Thankfully for us, the Newcastle players still couldn’t be bothered to do anything about the nice big hole in their defence, Taylor being substituted for Little Mickey Owen, so Nasri ran through it too, and thumped the ball past Harper to make it 1-3. Lovely. As Taylor had already made two critical blocks, and had done enough to get himself sent off by any vaguely competant referee, you’ve got to say they got what they deserved.

We had some more chances to make it even safer, but Diaby hit the post and Harper saved from an excellent Van Pershie. The second half performance was better than the first, and Taylor going off really helped us. Diaby in particular looked lost in the first half, and Newcastle sometimes ran through our midfield at will for periods of the game. But they were unable to take the chances they were given, and we were, and by the time we got the third, they were a beaten team.

Arshavin has continued his mission to be a hugely popular Arsenal player.
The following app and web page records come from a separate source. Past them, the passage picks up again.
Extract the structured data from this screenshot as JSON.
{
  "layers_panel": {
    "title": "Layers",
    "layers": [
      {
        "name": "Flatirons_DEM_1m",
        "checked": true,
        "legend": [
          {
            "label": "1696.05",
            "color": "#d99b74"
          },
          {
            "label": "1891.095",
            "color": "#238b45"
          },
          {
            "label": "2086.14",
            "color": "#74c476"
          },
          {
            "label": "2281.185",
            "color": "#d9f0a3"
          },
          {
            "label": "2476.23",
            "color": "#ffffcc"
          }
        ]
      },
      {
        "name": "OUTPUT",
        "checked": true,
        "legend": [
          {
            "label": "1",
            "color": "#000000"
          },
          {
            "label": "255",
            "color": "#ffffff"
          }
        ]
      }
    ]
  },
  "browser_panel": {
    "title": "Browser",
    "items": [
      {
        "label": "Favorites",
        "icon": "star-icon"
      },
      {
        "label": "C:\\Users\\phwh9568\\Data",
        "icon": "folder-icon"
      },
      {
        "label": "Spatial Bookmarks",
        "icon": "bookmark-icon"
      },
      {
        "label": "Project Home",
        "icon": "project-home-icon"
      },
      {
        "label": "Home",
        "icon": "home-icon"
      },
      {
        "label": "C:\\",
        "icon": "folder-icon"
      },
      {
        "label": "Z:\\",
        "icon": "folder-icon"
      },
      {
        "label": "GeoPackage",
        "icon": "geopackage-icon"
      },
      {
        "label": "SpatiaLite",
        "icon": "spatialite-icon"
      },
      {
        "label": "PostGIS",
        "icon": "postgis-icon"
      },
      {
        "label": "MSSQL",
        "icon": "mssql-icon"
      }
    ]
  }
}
He’s strong and tough for a guy his size (munchkin), and playing in the Russian league has toughened him up enough to not worry about the nasty challenges and elbows of the Premiership’s Neanderthal element. Sorry, that’s being harsh on Neanderthals. A great signing, though frankly I would also have liked a central midfielder to remove the reliance on DiaSongNilson. Anyway, beggars can’t be choosers.

You can see highlights of the game on the marvellous Arsenalist. None of the usual suspects have done reviews yet. Honestly, I’m not even a proper football blog and I’m staying up late.

This loss puts Newcastle deep in relegation mire. I’m feeling somewhat conflicted about this, because I lived there for four years and loved the place. Great people, loads of bars, and I still remember how the mood in the city lifted when Keegan returned, whilst they were at the bottom of the old First Division. I’m rather fond of the place, and whilst the club are run by a pack of jokers, and some of the fans are somewhat, well, uncouth, I’d rather they didn’t go down.

But then, they’ve got people like this:

And this:

Kevin Nolan Tackle

(sorry, the Embed function doesn’t work for those)

And I think I’d rather not have to see some of those players again. Then again, if it was between them and Hull, I’d rather see Dirty Brown’s Tiggers go down, frankly.

Villa play Liverpool tomorrow at Anfield, so against my better judgement I’d quite like to see the Scousers win that one, and in every Arsenal fans wish list is for Wigan to beat Hull 26-0 tomorrow, whilst Phil “Are you questioning my integrity” Brown strips off naked, rolls around in the mud frothing at the mouth, before the men in white coats come to take him away to a nice, comfy, padded cell. Bit of a shame, really – going from being applauded off the pitch by Arsenal fans in September to public enemy number 1, just because you’re a sad little man who can’t take being beaten, so you have to make up loads of rubbish about one of the league’s most popular, and talented, young foreign players. Sad.

Edit: I realised I’d got my Taylors mixed up. Fixed.